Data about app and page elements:
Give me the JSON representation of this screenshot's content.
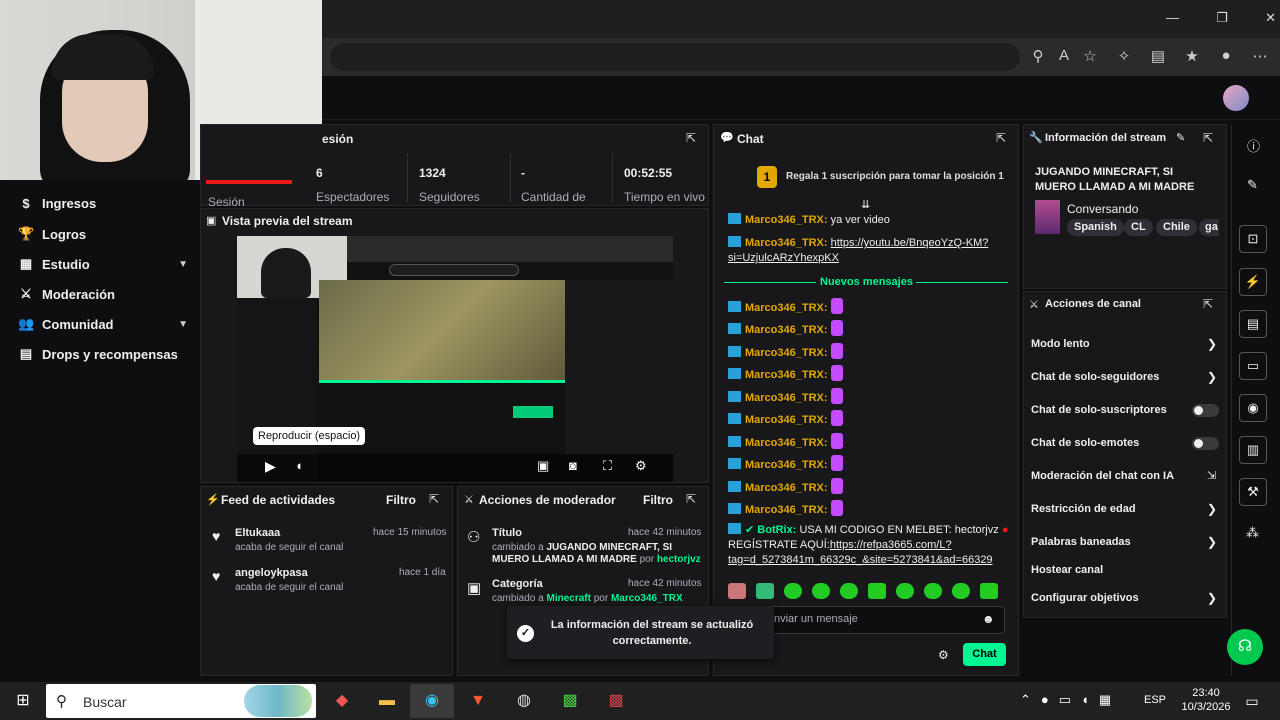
{
  "browser": {
    "window_controls": [
      "—",
      "❐",
      "✕"
    ]
  },
  "nav": {
    "items": [
      {
        "label": "Ingresos",
        "icon": "dollar-icon"
      },
      {
        "label": "Logros",
        "icon": "trophy-icon"
      },
      {
        "label": "Estudio",
        "icon": "media-icon"
      },
      {
        "label": "Moderación",
        "icon": "sword-icon"
      },
      {
        "label": "Comunidad",
        "icon": "people-icon"
      },
      {
        "label": "Drops y recompensas",
        "icon": "drops-icon"
      }
    ]
  },
  "session": {
    "title_fragment": "esión",
    "tab_label": "Sesión",
    "stats": [
      {
        "value": "6",
        "label": "Espectadores"
      },
      {
        "value": "1324",
        "label": "Seguidores"
      },
      {
        "value": "-",
        "label": "Cantidad de"
      },
      {
        "value": "00:52:55",
        "label": "Tiempo en vivo"
      }
    ]
  },
  "preview": {
    "title": "Vista previa del stream",
    "tooltip": "Reproducir (espacio)"
  },
  "activity": {
    "title": "Feed de actividades",
    "filter": "Filtro",
    "items": [
      {
        "user": "Eltukaaa",
        "action": "acaba de seguir el canal",
        "time": "hace 15 minutos"
      },
      {
        "user": "angeloykpasa",
        "action": "acaba de seguir el canal",
        "time": "hace 1 día"
      }
    ]
  },
  "mod_actions": {
    "title": "Acciones de moderador",
    "filter": "Filtro",
    "items": [
      {
        "title": "Título",
        "time": "hace 42 minutos",
        "prefix": "cambiado a",
        "value": "JUGANDO MINECRAFT, SI MUERO LLAMAD A MI MADRE",
        "by": "por",
        "user": "hectorjvz"
      },
      {
        "title": "Categoría",
        "time": "hace 42 minutos",
        "prefix": "cambiado a",
        "value": "Minecraft",
        "by": "por",
        "user": "Marco346_TRX"
      }
    ]
  },
  "toast": {
    "text": "La información del stream se actualizó correctamente."
  },
  "chat": {
    "title": "Chat",
    "gift_rank": "1",
    "gift_text": "Regala 1 suscripción para tomar la posición 1",
    "messages": [
      {
        "user": "Marco346_TRX",
        "text": "ya ver video"
      },
      {
        "user": "Marco346_TRX",
        "link": "https://youtu.be/BnqeoYzQ-KM?si=UzjulcARzYhexpKX"
      }
    ],
    "new_messages": "Nuevos mensajes",
    "repeat_user": "Marco346_TRX",
    "bot": {
      "user": "BotRix",
      "text": "USA MI CODIGO EN MELBET: hectorjvz",
      "text2": "REGÍSTRATE AQUÍ:",
      "link": "https://refpa3665.com/L?tag=d_5273841m_66329c_&site=5273841&ad=66329"
    },
    "input_placeholder": "nviar un mensaje",
    "send": "Chat"
  },
  "stream_info": {
    "title": "Información del stream",
    "stream_title": "JUGANDO MINECRAFT, SI MUERO LLAMAD A MI MADRE",
    "category": "Conversando",
    "tags": [
      "Spanish",
      "CL",
      "Chile",
      "ga"
    ]
  },
  "channel_actions": {
    "title": "Acciones de canal",
    "items": [
      {
        "label": "Modo lento",
        "control": "chevron"
      },
      {
        "label": "Chat de solo-seguidores",
        "control": "chevron"
      },
      {
        "label": "Chat de solo-suscriptores",
        "control": "toggle"
      },
      {
        "label": "Chat de solo-emotes",
        "control": "toggle"
      },
      {
        "label": "Moderación del chat con IA",
        "control": "external"
      },
      {
        "label": "Restricción de edad",
        "control": "chevron"
      },
      {
        "label": "Palabras baneadas",
        "control": "chevron"
      },
      {
        "label": "Hostear canal",
        "control": "none"
      },
      {
        "label": "Configurar objetivos",
        "control": "chevron"
      }
    ]
  },
  "taskbar": {
    "search": "Buscar",
    "lang": "ESP",
    "time": "23:40",
    "date": "10/3/2026"
  },
  "colors": {
    "accent_green": "#00f593",
    "username_gold": "#e2a800",
    "panel_bg": "#18181b",
    "page_bg": "#0e0e10"
  }
}
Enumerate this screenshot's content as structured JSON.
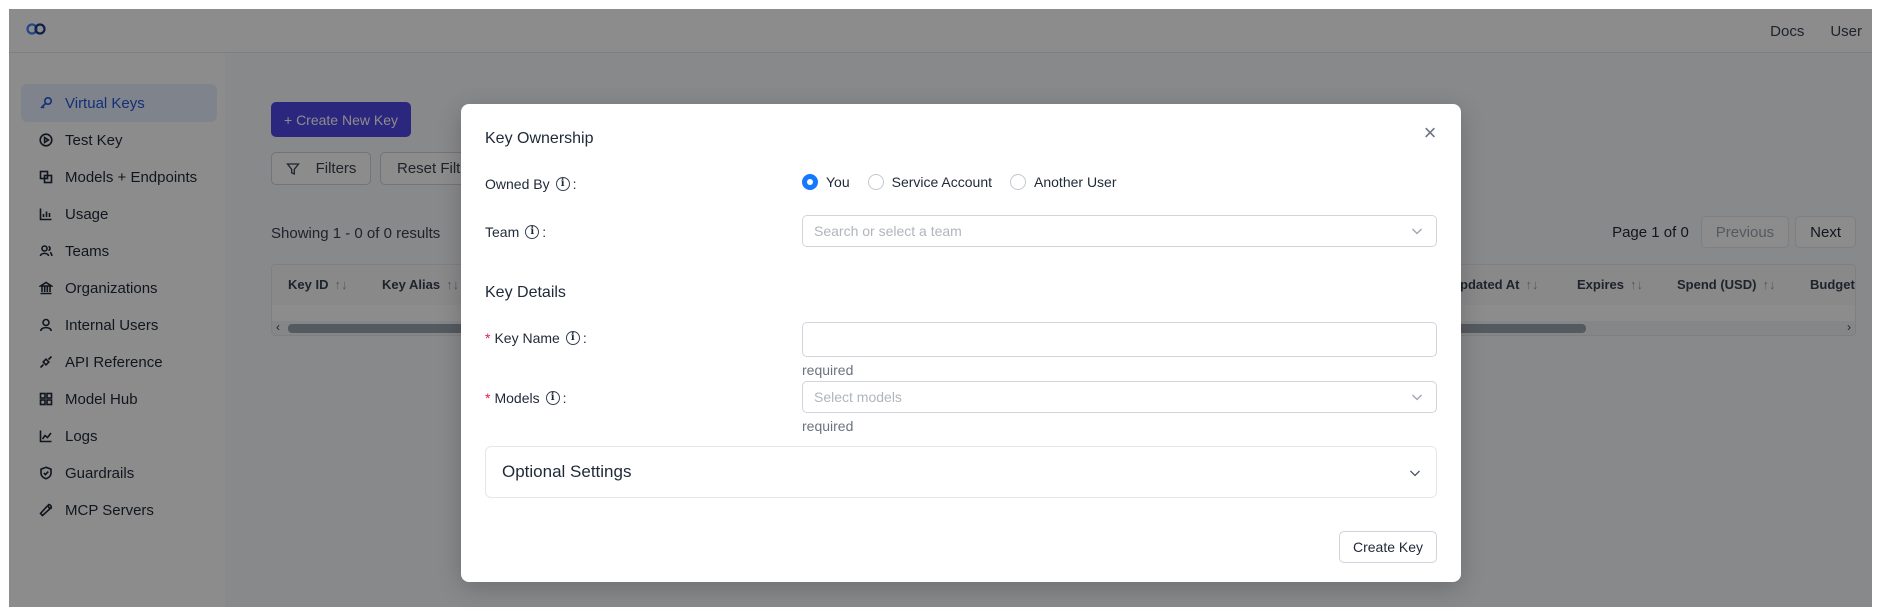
{
  "topbar": {
    "docs_label": "Docs",
    "user_label": "User"
  },
  "sidebar": {
    "items": [
      {
        "label": "Virtual Keys",
        "icon": "key-icon",
        "active": true
      },
      {
        "label": "Test Key",
        "icon": "play-circle-icon"
      },
      {
        "label": "Models + Endpoints",
        "icon": "block-icon"
      },
      {
        "label": "Usage",
        "icon": "bar-chart-icon"
      },
      {
        "label": "Teams",
        "icon": "team-icon"
      },
      {
        "label": "Organizations",
        "icon": "bank-icon"
      },
      {
        "label": "Internal Users",
        "icon": "user-icon"
      },
      {
        "label": "API Reference",
        "icon": "api-icon"
      },
      {
        "label": "Model Hub",
        "icon": "appstore-icon"
      },
      {
        "label": "Logs",
        "icon": "line-chart-icon"
      },
      {
        "label": "Guardrails",
        "icon": "safety-icon"
      },
      {
        "label": "MCP Servers",
        "icon": "tool-icon"
      }
    ]
  },
  "main": {
    "create_button": "+ Create New Key",
    "filters_button": "Filters",
    "reset_filters_button": "Reset Filter",
    "results_text": "Showing 1 - 0 of 0 results",
    "pager": {
      "page_text": "Page 1 of 0",
      "previous": "Previous",
      "next": "Next"
    },
    "table_headers_left": [
      "Key ID",
      "Key Alias"
    ],
    "table_headers_right": [
      "pdated At",
      "Expires",
      "Spend (USD)",
      "Budget ("
    ],
    "sort_glyph": "↑↓"
  },
  "modal": {
    "ownership_title": "Key Ownership",
    "owned_by_label": "Owned By",
    "owner_options": [
      "You",
      "Service Account",
      "Another User"
    ],
    "owner_selected": "You",
    "team_label": "Team",
    "team_placeholder": "Search or select a team",
    "details_title": "Key Details",
    "key_name_label": "Key Name",
    "key_name_value": "",
    "key_name_help": "required",
    "models_label": "Models",
    "models_placeholder": "Select models",
    "models_help": "required",
    "optional_settings": "Optional Settings",
    "create_button": "Create Key",
    "colon": ":",
    "required_mark": "*",
    "info_glyph": "i",
    "close_glyph": "×"
  },
  "colors": {
    "primary": "#4f46e5",
    "radio_selected": "#1677ff",
    "required": "#e11d48",
    "active_nav": "#2357d8"
  }
}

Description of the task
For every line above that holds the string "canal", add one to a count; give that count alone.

Output of the task
4